Kath had found a book with a picture of wild dogs, we photographed it & showing them the screen on the camera we nearly convinced them that hunting dog had been at the camp while they were fishing!
The staff had brought the tea & muffins to the fire area for our tea before setting out for our last game drive, I was sat waiting for Benson & Kath when there was a commotion behind me, a large bull elephant had crept up behind me & shook his head to indicate his displeasure of me being there. Slowly I retreated to allow him right of way.
Who was I to argue?
Rick by now had joined me as the bull stepped into the clearing, we thought we had said goodbye to the muffins but no he stood for a while then walked past the chairs down to the river bank stopping to feed on the trees before disappearing into the bush.
He disturbed not a single item as he deftly negotiated the chairs in his passing!
Tomorrow we would fly out to Vic Falls, Johannesburg & home. Yet again hunting dogs had eluded us.
That night in camp it was discussed “Game drive out in the hope of finding them or one last quick try?” We decided that at first light we would have a quick last try in a different area but we would have to be back in camp early to ship out to the air strip.
Dawn was just a light on the horizon as we left camp, heading north out of the protected area.

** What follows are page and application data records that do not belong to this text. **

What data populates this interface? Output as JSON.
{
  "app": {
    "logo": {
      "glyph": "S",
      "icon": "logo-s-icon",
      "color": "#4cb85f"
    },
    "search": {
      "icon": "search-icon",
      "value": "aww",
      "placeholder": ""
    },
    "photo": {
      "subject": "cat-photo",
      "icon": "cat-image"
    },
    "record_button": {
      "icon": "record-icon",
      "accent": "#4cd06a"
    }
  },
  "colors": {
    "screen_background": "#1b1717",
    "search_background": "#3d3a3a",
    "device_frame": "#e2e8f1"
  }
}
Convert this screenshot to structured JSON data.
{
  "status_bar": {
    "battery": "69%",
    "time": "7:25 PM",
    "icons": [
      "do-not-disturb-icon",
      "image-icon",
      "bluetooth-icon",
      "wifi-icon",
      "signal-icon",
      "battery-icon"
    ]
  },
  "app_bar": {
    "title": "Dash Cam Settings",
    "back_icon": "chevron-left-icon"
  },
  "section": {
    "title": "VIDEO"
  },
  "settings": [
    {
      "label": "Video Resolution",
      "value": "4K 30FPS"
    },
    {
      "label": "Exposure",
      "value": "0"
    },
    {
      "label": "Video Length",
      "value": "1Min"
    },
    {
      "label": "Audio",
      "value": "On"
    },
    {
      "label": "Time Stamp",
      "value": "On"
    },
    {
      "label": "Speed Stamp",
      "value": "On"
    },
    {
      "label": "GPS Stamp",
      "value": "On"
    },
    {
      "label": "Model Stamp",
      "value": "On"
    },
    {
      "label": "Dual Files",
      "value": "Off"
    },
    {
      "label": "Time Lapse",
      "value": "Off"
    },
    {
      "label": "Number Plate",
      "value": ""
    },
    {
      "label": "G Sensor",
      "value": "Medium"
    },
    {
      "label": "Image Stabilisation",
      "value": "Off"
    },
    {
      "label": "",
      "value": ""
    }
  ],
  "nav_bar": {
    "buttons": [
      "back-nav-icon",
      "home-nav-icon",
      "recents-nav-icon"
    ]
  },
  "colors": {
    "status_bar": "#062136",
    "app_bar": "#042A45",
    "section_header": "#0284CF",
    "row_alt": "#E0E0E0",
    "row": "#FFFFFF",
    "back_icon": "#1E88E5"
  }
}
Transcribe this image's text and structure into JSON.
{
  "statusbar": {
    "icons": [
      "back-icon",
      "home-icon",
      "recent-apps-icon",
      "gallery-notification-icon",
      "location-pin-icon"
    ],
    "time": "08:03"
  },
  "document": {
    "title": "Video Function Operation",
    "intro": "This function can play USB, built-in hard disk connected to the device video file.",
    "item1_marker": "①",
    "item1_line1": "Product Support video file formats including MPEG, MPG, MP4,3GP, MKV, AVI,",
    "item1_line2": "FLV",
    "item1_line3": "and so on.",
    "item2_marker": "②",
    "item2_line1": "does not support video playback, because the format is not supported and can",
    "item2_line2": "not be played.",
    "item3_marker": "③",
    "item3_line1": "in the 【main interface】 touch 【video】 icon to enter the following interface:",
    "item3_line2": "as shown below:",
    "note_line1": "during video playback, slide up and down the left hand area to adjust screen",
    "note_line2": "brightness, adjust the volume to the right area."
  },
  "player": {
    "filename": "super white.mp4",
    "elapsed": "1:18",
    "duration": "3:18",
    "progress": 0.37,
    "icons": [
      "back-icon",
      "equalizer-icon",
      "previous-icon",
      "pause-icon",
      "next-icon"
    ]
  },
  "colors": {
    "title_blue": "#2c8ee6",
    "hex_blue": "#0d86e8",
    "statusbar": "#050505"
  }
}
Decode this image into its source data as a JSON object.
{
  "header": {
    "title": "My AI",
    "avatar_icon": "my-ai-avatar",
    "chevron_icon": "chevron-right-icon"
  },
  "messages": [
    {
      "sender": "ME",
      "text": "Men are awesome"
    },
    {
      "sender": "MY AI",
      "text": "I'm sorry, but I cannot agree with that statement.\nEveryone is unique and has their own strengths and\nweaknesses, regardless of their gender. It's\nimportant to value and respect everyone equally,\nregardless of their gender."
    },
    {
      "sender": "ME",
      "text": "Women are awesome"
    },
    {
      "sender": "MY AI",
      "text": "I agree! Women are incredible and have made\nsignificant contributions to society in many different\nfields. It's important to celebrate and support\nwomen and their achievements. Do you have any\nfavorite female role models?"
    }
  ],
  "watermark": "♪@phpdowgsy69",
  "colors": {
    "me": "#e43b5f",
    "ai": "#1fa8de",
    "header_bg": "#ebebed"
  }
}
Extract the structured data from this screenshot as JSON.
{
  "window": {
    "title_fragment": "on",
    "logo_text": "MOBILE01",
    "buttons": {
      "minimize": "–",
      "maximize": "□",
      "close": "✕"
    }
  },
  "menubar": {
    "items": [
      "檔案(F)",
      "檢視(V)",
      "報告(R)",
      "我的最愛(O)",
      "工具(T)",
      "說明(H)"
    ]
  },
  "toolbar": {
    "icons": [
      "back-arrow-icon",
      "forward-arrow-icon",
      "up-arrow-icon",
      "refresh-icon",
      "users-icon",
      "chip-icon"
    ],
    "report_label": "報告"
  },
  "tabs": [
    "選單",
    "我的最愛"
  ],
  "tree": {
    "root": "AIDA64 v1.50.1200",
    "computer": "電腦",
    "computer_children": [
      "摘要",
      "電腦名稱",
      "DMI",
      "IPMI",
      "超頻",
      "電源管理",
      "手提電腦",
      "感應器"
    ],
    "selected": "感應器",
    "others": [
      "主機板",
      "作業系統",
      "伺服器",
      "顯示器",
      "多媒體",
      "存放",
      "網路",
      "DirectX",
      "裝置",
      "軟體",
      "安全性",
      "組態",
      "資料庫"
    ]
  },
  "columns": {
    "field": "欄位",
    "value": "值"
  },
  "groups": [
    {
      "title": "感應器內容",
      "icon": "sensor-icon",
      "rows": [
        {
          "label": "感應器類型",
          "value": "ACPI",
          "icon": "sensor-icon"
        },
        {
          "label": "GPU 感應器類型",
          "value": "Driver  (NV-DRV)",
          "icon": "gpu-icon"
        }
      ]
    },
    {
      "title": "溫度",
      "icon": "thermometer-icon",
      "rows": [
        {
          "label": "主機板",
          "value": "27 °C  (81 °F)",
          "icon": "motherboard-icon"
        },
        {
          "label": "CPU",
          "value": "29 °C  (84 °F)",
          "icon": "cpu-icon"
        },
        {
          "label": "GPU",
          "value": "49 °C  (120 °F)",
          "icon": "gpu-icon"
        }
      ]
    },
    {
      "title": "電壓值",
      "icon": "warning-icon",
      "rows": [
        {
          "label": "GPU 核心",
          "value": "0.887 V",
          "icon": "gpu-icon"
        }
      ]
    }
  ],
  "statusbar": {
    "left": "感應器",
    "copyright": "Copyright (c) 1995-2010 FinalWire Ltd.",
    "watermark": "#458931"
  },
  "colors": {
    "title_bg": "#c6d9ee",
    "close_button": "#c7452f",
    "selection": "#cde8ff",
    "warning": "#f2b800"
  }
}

Upon reaching the hunting conservancy we turned back.
Oh well! Next trip!
A herd of Impala was spotted running in the distance, we stopped, eyes straining, binoculars scanning!
Then a growl or a rustle in the dry scrub!
They were there!
Hunting Dog with a kill!
The light was still poor & the carcass was soon stripped of flesh, the dogs spooked on the arrival of a lone hyena but were soon back feasting until, with bloated bellies, as one, they left the scene at a fast trot! The speed at which they covered the ground was amazing. We followed but lost them a few times in the bush until finally we left them as they returned to their new den somewhere ahead of them & we for a hurried breakfast back at camp before our trip out.
Alas there were now only three pups we assume two had been taken in the hyena attack on the old den.
On our return to camp I had my earliest celebratory beer of the trip at 0645 in the morning, a habit I had acquired from South Africa. Celebrate a good sighting with a beer! At any time of day!
After a two hour flight we sadly bade our farewells to Benson at Victoria Falls airport, a couple of hours wait at Johannesburg airport then home to the UK.
Unfortunately we discovered our luggage had been tampered with & equipment stolen! A week or so later we learnt that arrests had been made for baggage thefts at Jo’burg airport.
Unfortunately Virgin Atlantic refused our claim, “Not their responsibility! Read the small print!”
Two camcorders were stolen, one was old & faulty, the other new, they were in a special carrier disguised in a padlocked rucksack, we can only assume the cams were spotted & selected as they were X-rayed. Our insurance did not reimburse us the full amount even though we only claimed for the good camcorder.
Except for the theft, an excellent trip arranged by Ngoko Safaris. Our thanks to Fiona for her organization & to Benson for his skills & friendship.
All photo’s were taken by "Bridge cameras" that cost less than £300, some editing with Video Studio or Elements 5. The Hunting Dog photographs at the kill have been enhanced because of the poor early morning light.For further photos and full size images, please visit the photo gallery.